The Canadian presence in Normandy began on June 6, 1944. The subsequent ten weeks of fighting during the Battle of Normandy established a distinct presence, which informed in many ways how we remember Canadians in this part of the world today. My talk will focus on these underpinnings and will detail its evolution over the past seven decades since.
MARIE EVE VAILLANCOURT is the Exhibitions and Development Manager at the Juno Beach Centre Association and the Project Lead of MEV Museology Services. In 2016, she designed a special 100th anniversary exhibition commemorating the over 50,000 Canadians whose bodies lie in France.

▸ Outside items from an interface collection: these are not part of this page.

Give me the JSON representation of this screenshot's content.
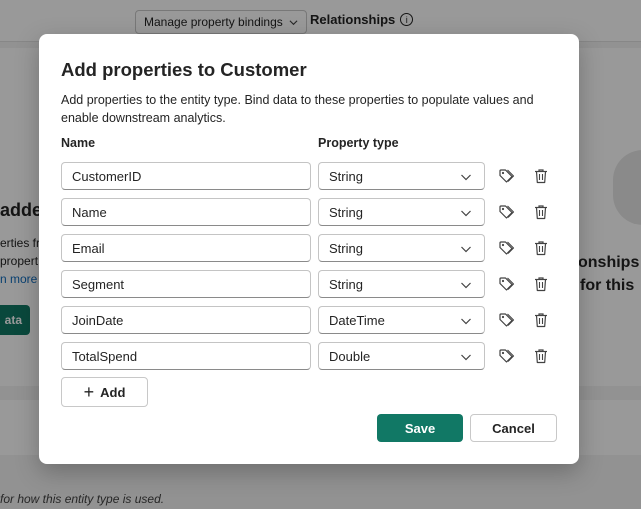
{
  "background": {
    "manage_label": "Manage property bindings",
    "relationships_label": "Relationships",
    "left_title": "adde",
    "left_text1": "erties fr",
    "left_text2": "propert",
    "left_link": "n more",
    "left_button": "ata",
    "right_title1": "onships",
    "right_title2": "for this",
    "footnote": "for how this entity type is used."
  },
  "dialog": {
    "title": "Add properties to Customer",
    "description": "Add properties to the entity type. Bind data to these properties to populate values and enable downstream analytics.",
    "col_name": "Name",
    "col_type": "Property type",
    "properties": [
      {
        "name": "CustomerID",
        "type": "String"
      },
      {
        "name": "Name",
        "type": "String"
      },
      {
        "name": "Email",
        "type": "String"
      },
      {
        "name": "Segment",
        "type": "String"
      },
      {
        "name": "JoinDate",
        "type": "DateTime"
      },
      {
        "name": "TotalSpend",
        "type": "Double"
      }
    ],
    "add_label": "Add",
    "save_label": "Save",
    "cancel_label": "Cancel"
  },
  "colors": {
    "accent": "#117865",
    "link": "#0f6cbd"
  }
}
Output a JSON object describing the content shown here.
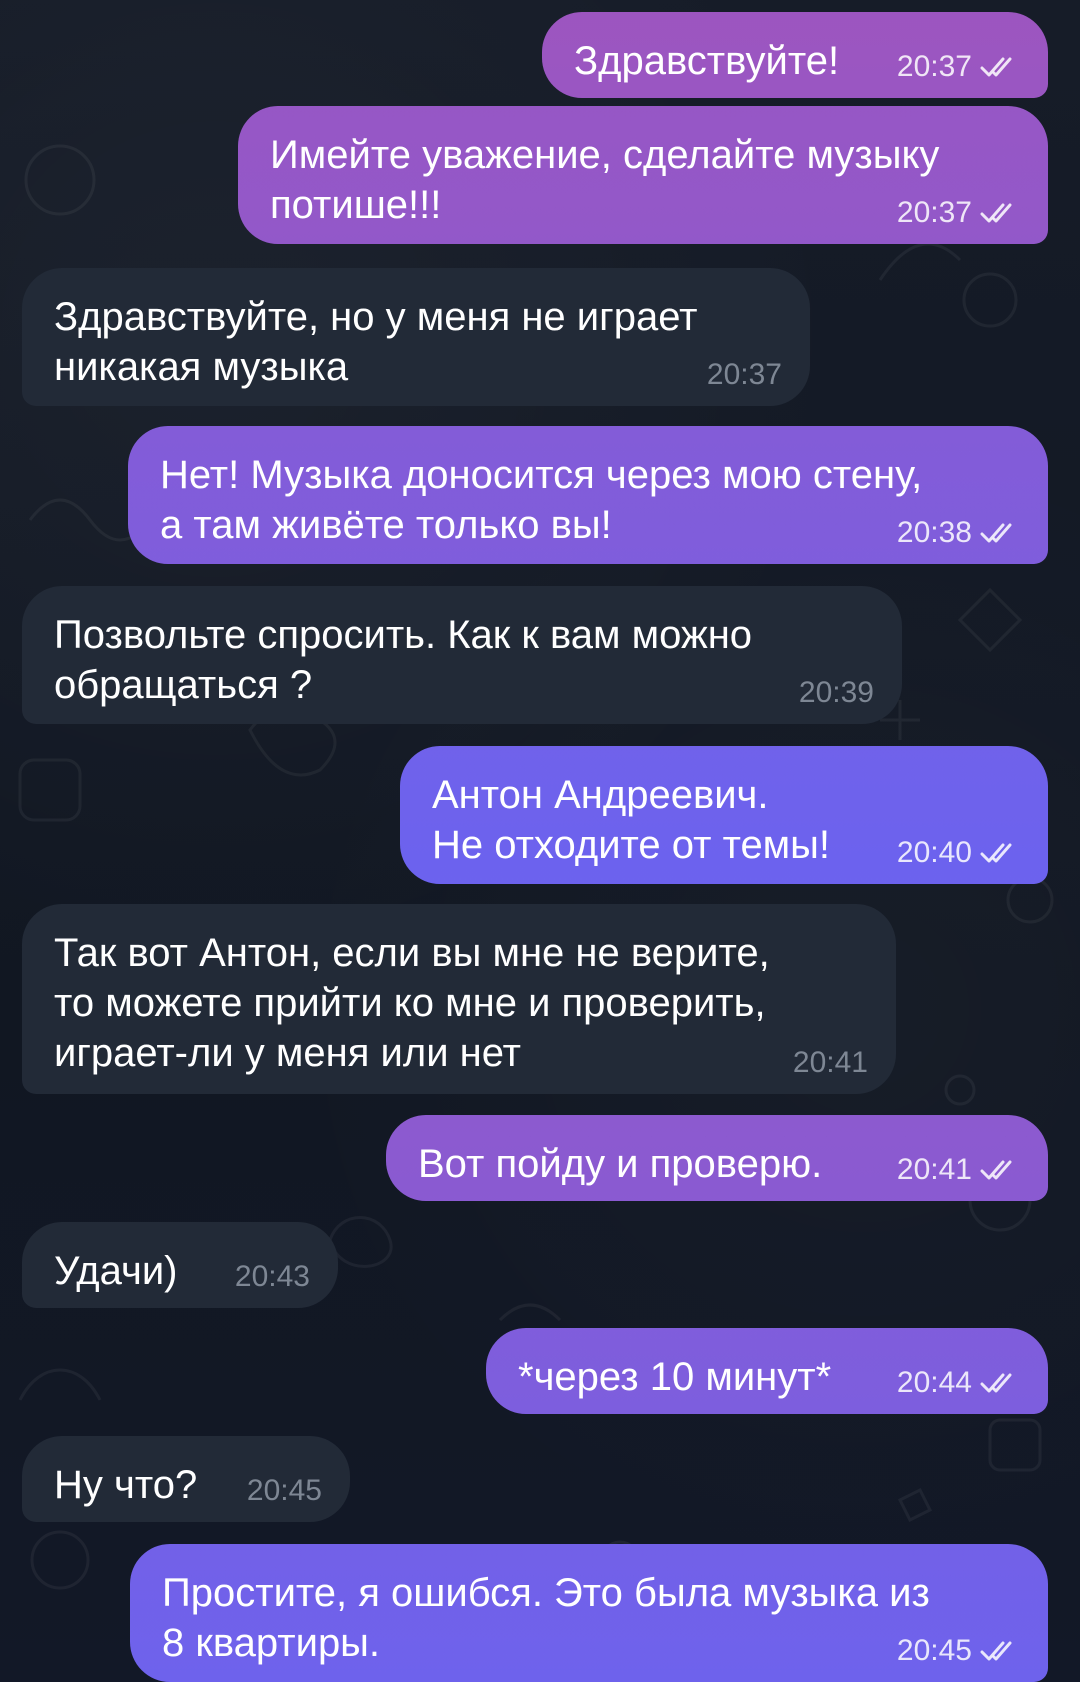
{
  "messages": [
    {
      "dir": "out",
      "text": "Здравствуйте!",
      "time": "20:37",
      "read": true
    },
    {
      "dir": "out",
      "text": "Имейте уважение, сделайте музыку\nпотише!!!",
      "time": "20:37",
      "read": true
    },
    {
      "dir": "in",
      "text": "Здравствуйте, но у меня не играет\nникакая музыка",
      "time": "20:37"
    },
    {
      "dir": "out",
      "text": "Нет! Музыка доносится через мою стену,\nа там живёте только вы!",
      "time": "20:38",
      "read": true
    },
    {
      "dir": "in",
      "text": "Позвольте спросить. Как к вам можно\nобращаться ?",
      "time": "20:39"
    },
    {
      "dir": "out",
      "text": "Антон Андреевич.\nНе отходите от темы!",
      "time": "20:40",
      "read": true
    },
    {
      "dir": "in",
      "text": "Так вот Антон, если вы мне не верите,\nто можете прийти ко мне и проверить,\nиграет-ли у меня или нет",
      "time": "20:41"
    },
    {
      "dir": "out",
      "text": "Вот пойду и проверю.",
      "time": "20:41",
      "read": true
    },
    {
      "dir": "in",
      "text": "Удачи)",
      "time": "20:43"
    },
    {
      "dir": "out",
      "text": "*через 10 минут*",
      "time": "20:44",
      "read": true
    },
    {
      "dir": "in",
      "text": "Ну что?",
      "time": "20:45"
    },
    {
      "dir": "out",
      "text": "Простите, я ошибся. Это была музыка из\n8 квартиры.",
      "time": "20:45",
      "read": true
    }
  ],
  "colors": {
    "background": "#111722",
    "incoming_bubble": "#222a37",
    "outgoing_gradient_top": "#9d55bf",
    "outgoing_gradient_bottom": "#6a63f0"
  },
  "icons": {
    "read_receipt": "double-check-icon"
  }
}
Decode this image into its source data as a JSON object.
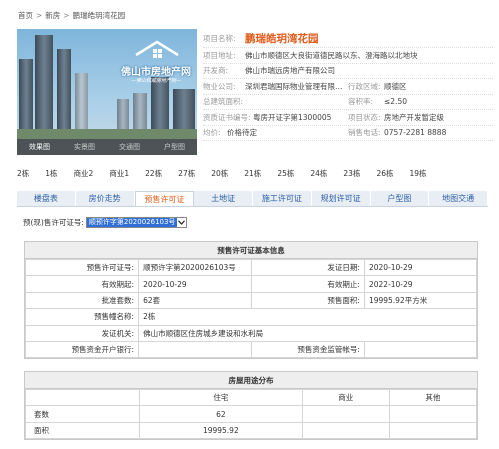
{
  "breadcrumb": [
    "首页",
    "新房",
    "鹏瑞皓玥湾花园"
  ],
  "hero": {
    "logo_title": "佛山市房地产网",
    "logo_sub": "—佛山权威房地产网—",
    "tabs": [
      "效果图",
      "实景图",
      "交通图",
      "户型图"
    ]
  },
  "project": {
    "name_label": "项目名称:",
    "name": "鹏瑞皓玥湾花园",
    "address_label": "项目地址:",
    "address": "佛山市顺德区大良街道德民路以东、澄海路以北地块",
    "developer_label": "开发商:",
    "developer": "佛山市瑞远房地产有限公司",
    "property_label": "物业公司:",
    "property": "深圳君瑞国际物业管理有限公...",
    "district_label": "行政区域:",
    "district": "顺德区",
    "area_label": "总建筑面积:",
    "area": "",
    "plot_label": "容积率:",
    "plot": "≤2.50",
    "cert_label": "资质证书编号:",
    "cert": "粤房开证字第1300005",
    "status_label": "项目状态:",
    "status": "房地产开发暂定级",
    "price_label": "均价:",
    "price": "价格待定",
    "phone_label": "销售电话:",
    "phone": "0757-2281 8888"
  },
  "buildings": [
    "2栋",
    "1栋",
    "商业2",
    "商业1",
    "22栋",
    "27栋",
    "20栋",
    "21栋",
    "25栋",
    "24栋",
    "23栋",
    "26栋",
    "19栋"
  ],
  "nav_tabs": [
    "楼盘表",
    "房价走势",
    "预售许可证",
    "土地证",
    "施工许可证",
    "规划许可证",
    "户型图",
    "地图交通"
  ],
  "active_tab": "预售许可证",
  "permit_select": {
    "label": "预(现)售许可证号:",
    "value": "顺预许字第2020026103号"
  },
  "permit_info": {
    "header": "预售许可证基本信息",
    "rows": [
      [
        "预售许可证号:",
        "顺预许字第2020026103号",
        "发证日期:",
        "2020-10-29"
      ],
      [
        "有效期起:",
        "2020-10-29",
        "有效期止:",
        "2022-10-29"
      ],
      [
        "批准套数:",
        "62套",
        "预售面积:",
        "19995.92平方米"
      ],
      [
        "预售幢名称:",
        "2栋",
        "",
        ""
      ],
      [
        "发证机关:",
        "佛山市顺德区住房城乡建设和水利局",
        "",
        ""
      ],
      [
        "预售资金开户银行:",
        "",
        "预售资金监管帐号:",
        ""
      ]
    ]
  },
  "usage": {
    "header": "房屋用途分布",
    "columns": [
      "",
      "住宅",
      "商业",
      "其他"
    ],
    "rows": [
      [
        "套数",
        "62",
        "",
        ""
      ],
      [
        "面积",
        "19995.92",
        "",
        ""
      ]
    ]
  }
}
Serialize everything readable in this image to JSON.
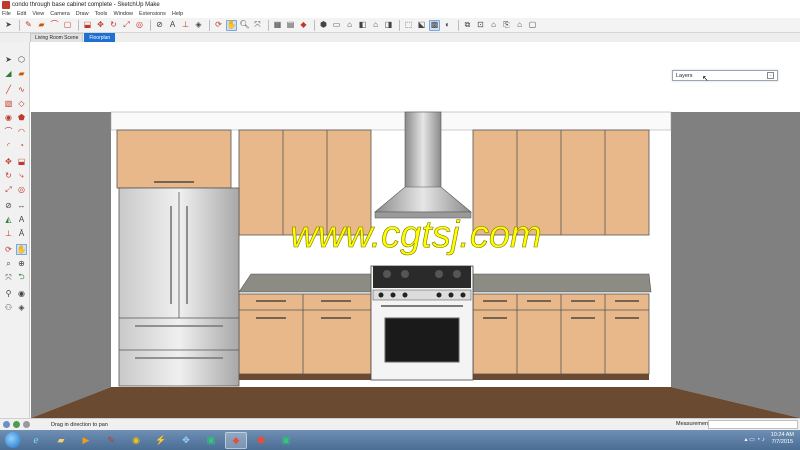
{
  "window": {
    "title": "condo through base cabinet complete - SketchUp Make"
  },
  "menu": [
    "File",
    "Edit",
    "View",
    "Camera",
    "Draw",
    "Tools",
    "Window",
    "Extensions",
    "Help"
  ],
  "scenes": [
    {
      "label": "Living Room Scene",
      "active": false
    },
    {
      "label": "Floorplan",
      "active": true
    }
  ],
  "layers_panel": {
    "title": "Layers"
  },
  "watermark": "www.cgtsj.com",
  "status": {
    "message": "Drag in direction to pan",
    "measurements_label": "Measurements",
    "measurements_value": ""
  },
  "taskbar": {
    "time": "10:24 AM",
    "date": "7/7/2015"
  },
  "colors": {
    "wood": "#e8b88a",
    "wall": "#808080",
    "floor": "#6b4a32",
    "countertop": "#8c8c84",
    "watermark": "#ffff00",
    "accent": "#1f6fd0"
  }
}
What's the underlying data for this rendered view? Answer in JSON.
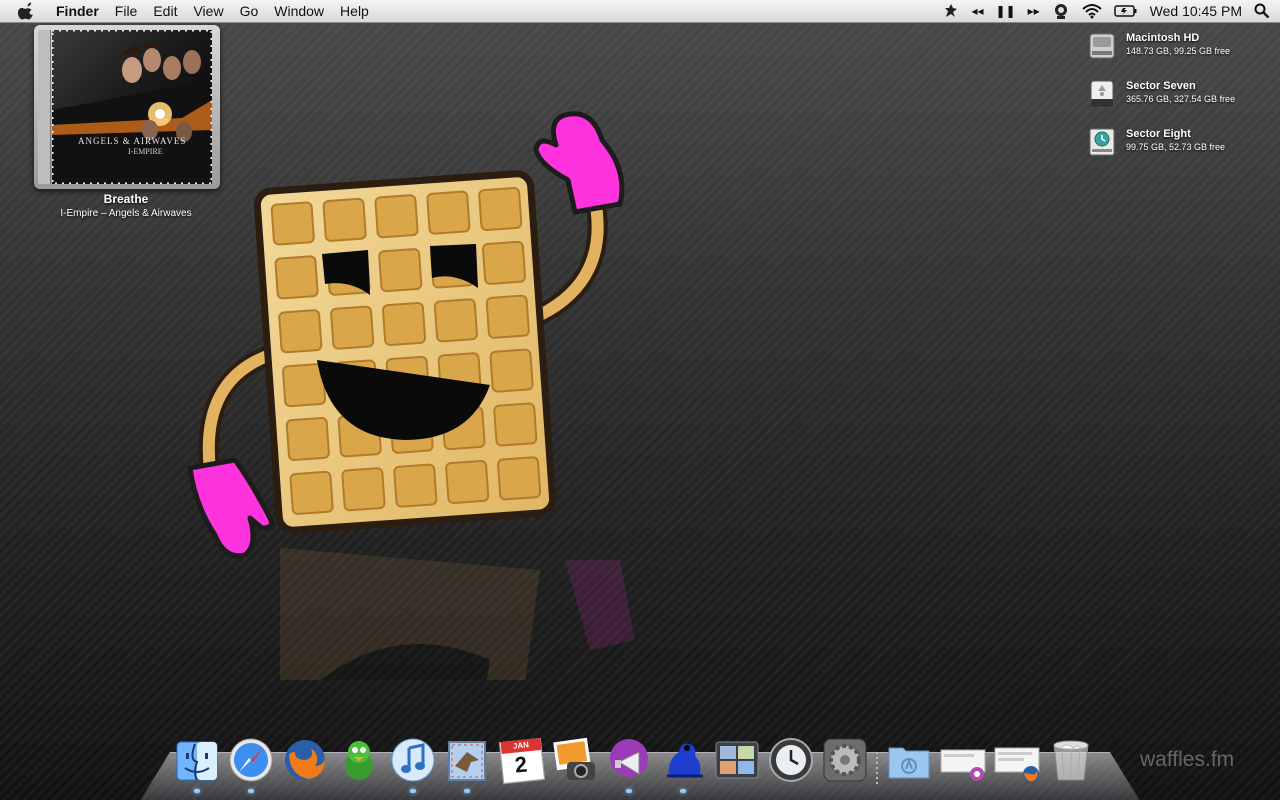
{
  "menubar": {
    "apple_icon": "apple-icon",
    "app_name": "Finder",
    "menus": [
      "File",
      "Edit",
      "View",
      "Go",
      "Window",
      "Help"
    ],
    "status_icons": [
      "growl-icon",
      "itunes-prev-icon",
      "itunes-pause-icon",
      "itunes-next-icon",
      "webcam-icon",
      "wifi-icon",
      "battery-icon"
    ],
    "clock": "Wed 10:45 PM",
    "spotlight_icon": "spotlight-icon"
  },
  "widget": {
    "art_band": "ANGELS & AIRWAVES",
    "art_album": "I-EMPIRE",
    "track": "Breathe",
    "album_artist": "I-Empire – Angels & Airwaves"
  },
  "volumes": [
    {
      "name": "Macintosh HD",
      "info": "148.73 GB, 99.25 GB free",
      "icon": "hard-drive-icon"
    },
    {
      "name": "Sector Seven",
      "info": "365.76 GB, 327.54 GB free",
      "icon": "firewire-drive-icon"
    },
    {
      "name": "Sector Eight",
      "info": "99.75 GB, 52.73 GB free",
      "icon": "time-machine-drive-icon"
    }
  ],
  "dock": {
    "apps": [
      {
        "name": "Finder",
        "icon": "finder-icon",
        "running": true
      },
      {
        "name": "Safari",
        "icon": "safari-icon",
        "running": true
      },
      {
        "name": "Firefox",
        "icon": "firefox-icon",
        "running": false
      },
      {
        "name": "Adium",
        "icon": "adium-icon",
        "running": false
      },
      {
        "name": "iTunes",
        "icon": "itunes-icon",
        "running": true
      },
      {
        "name": "Mail",
        "icon": "mail-icon",
        "running": true
      },
      {
        "name": "iCal",
        "icon": "ical-icon",
        "running": false
      },
      {
        "name": "iPhoto",
        "icon": "iphoto-icon",
        "running": false
      },
      {
        "name": "Hype",
        "icon": "megaphone-icon",
        "running": true
      },
      {
        "name": "Frog",
        "icon": "frog-icon",
        "running": true
      },
      {
        "name": "Spaces",
        "icon": "spaces-icon",
        "running": false
      },
      {
        "name": "Time Machine",
        "icon": "time-machine-icon",
        "running": false
      },
      {
        "name": "System Preferences",
        "icon": "system-preferences-icon",
        "running": false
      }
    ],
    "calendar_month": "JAN",
    "calendar_day": "2",
    "stacks": [
      {
        "name": "Applications",
        "icon": "folder-icon"
      },
      {
        "name": "Downloads",
        "icon": "downloads-stack-icon"
      },
      {
        "name": "Documents",
        "icon": "documents-stack-icon"
      },
      {
        "name": "Trash",
        "icon": "trash-icon"
      }
    ]
  },
  "watermark": "waffles.fm"
}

It was called From Vimy to Juno: Remembering Canadians in France.
The Canadians in Normandy: Another Go-Around
Geoff Hayes, University of Waterloo
September 8th at 7:00 pm ET | Register HERE
Despite years of debate, the view persists that “something appeared to be wrong” with First Canadian Army through the summer of 1944. This talk traces the Canadian path through Normandy to re-consider an ‘old’ narrative. It argues that, in the face of heavy casualties and enduring British criticism of the Canadians, the soldiers of First Canadian Army understood that they had earned a remarkable victory in Normandy. Finally, after over four years of war, the Canadians believed that they had won a Canadian victory, one that matched, even surpassed their fathers’ achievements a generation before.
Educated at Wilfrid Laurier University and Western University, GEOFF HAYES is a professor of history at the University of Waterloo. He was a student of Terry Copp when he wrote The Lincs: A History of the Lincoln and Welland Regiment at War (1986). Most recently his book, Crerar’s Lieutenants: Inventing the Canadian Junior Army Officer, 1939–1945 (UBC, 2017) won the 2018 C.P. Stacey Award. Geoff has learned a great deal from the many student tours he has joined on the battlefields of Northwest Europe, organized through the Canadian Battlefields Foundation.
For a list of past speakers, click here.